The strategy rethinks comes as the firm warns that its annual profits this will be £30m to £40m down on previous expectations due to restructuring costs and additional provisions for loss making contracts. These contracts include the Queensferry Crossing in Scotland, which supposedly came in under budget last year.
“The review will reduce the size of the construction business, focusing on its key strengths in markets and sectors with sustainable prospects for profitability and growth, where we have a track record of success,” the company announced today.
The strategy review is an early and decisive move by new chief executive Graham Prothero, who stepped up from finance director last month when Peter Truscott left to join Crest Nicholson. [See our previous report here.]

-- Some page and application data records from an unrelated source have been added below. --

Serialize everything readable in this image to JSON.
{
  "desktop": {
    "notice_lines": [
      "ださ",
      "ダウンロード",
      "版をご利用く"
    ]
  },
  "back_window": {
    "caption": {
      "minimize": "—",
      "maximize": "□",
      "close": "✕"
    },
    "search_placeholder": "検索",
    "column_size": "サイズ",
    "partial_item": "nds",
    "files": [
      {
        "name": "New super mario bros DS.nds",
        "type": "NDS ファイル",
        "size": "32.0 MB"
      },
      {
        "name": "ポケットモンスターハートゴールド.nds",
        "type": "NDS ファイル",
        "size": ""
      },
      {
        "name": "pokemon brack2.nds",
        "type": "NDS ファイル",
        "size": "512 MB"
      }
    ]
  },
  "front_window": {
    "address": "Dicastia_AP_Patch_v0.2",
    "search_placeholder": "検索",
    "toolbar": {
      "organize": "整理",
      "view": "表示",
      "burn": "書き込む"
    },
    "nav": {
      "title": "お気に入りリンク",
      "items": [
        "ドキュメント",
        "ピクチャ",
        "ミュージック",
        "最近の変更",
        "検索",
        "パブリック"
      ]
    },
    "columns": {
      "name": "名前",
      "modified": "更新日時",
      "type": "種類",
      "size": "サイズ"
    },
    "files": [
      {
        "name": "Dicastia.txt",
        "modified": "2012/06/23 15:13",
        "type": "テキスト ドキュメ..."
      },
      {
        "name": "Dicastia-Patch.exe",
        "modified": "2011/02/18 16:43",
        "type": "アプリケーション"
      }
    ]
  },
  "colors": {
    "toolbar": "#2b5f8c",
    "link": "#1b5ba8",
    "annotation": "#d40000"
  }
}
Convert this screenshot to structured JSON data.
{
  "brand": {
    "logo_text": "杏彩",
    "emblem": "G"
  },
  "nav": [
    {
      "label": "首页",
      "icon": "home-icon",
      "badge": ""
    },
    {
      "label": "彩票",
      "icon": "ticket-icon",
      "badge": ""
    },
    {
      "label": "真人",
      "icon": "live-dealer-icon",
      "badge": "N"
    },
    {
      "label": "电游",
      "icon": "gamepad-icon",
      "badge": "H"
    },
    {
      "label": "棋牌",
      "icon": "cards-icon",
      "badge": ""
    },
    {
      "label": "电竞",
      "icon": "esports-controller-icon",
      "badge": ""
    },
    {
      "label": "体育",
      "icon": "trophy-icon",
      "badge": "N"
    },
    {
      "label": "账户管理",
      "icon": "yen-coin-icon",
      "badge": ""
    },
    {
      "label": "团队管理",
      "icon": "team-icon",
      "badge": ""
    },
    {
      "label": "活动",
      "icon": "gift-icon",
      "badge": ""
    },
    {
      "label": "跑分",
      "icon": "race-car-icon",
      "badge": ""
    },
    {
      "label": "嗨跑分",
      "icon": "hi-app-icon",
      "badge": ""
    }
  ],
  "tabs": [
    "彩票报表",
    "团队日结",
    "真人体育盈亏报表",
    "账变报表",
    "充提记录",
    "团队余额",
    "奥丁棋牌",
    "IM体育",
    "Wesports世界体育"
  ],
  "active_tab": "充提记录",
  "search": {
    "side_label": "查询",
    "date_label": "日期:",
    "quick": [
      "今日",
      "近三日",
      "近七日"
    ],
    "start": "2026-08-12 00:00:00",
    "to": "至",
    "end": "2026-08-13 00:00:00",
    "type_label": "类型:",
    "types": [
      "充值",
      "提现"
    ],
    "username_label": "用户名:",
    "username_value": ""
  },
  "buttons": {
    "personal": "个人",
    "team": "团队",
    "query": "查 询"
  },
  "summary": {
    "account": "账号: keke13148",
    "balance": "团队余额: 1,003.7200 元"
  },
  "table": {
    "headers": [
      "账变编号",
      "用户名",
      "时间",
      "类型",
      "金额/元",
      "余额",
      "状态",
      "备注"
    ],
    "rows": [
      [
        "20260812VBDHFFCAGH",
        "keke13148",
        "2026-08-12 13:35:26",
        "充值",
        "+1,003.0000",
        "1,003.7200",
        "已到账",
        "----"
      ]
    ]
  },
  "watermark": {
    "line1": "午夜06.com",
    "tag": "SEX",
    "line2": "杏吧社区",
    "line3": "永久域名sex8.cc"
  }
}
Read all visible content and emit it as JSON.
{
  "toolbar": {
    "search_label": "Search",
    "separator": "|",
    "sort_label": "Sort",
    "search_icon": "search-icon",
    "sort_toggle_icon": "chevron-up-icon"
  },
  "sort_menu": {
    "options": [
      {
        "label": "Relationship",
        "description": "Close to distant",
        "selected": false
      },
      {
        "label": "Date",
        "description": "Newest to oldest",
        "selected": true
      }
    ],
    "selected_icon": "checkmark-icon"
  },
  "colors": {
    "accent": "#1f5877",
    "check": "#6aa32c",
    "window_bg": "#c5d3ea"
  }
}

Galliford Try’s announcement comes just a day after Kier also launched a strategy review under new chief executive Andrew Davies. With Interserve having already fallen into administration and been taken over by its banks and Carillion gone, only Morgan Sindall of the top five contractors has yet to hit the rocks, it seems. Balfour Beatty was ahead of the curve, encountering headwinds five years ago and bringing in Leo Quinn as chief executive to effect a turnaround.
Galliford Try said that its review includes an assessment of operational progress and contract positions throughout its construction division. “The board anticipates that this review will result in reduced profitability in the current year reflecting a reassessment of positions in legacy and some current contracts and the effect of some recent adverse settlements, as well as the costs of the restructure,” it said. “The single largest element relates to the Queensferry Crossing joint venture, which has recently increased its estimated final costs on the project. With regard to the claim in respect of the completed Aberdeen Western Peripheral Route (AWPR), and the previously disclosed £38m work in progress balance in respect of three contracts for a single client, our position is unchanged.”
The strategy review is expected to be concluded swiftly and further details will be announced on 21st May 2019 in the next scheduled update to shareholders.
Galliford Try has so far lost £123m on the AWPR project that was originally a three-party joint venture with Balfour Beatty and Carillion. It was eventually completed with Carillion.
The final cost of the Queensferry Crossing project was put at £1.34bn by auditors in August 2018. This was 8-16% less than the £1.45bn to £1.6bn estimated at the start of construction.
For the contractors building it on a fixed price contract – Hochtief, Dragados, American Bridge and Morrison Construction (Galliford Try) – it seems not to have been quuite the triumph that was previously proclaimed.
Both the Queensferry Crossing and the AWPR were undertaken on fixed-price terms – agreed in 2011 and 2014 respectively.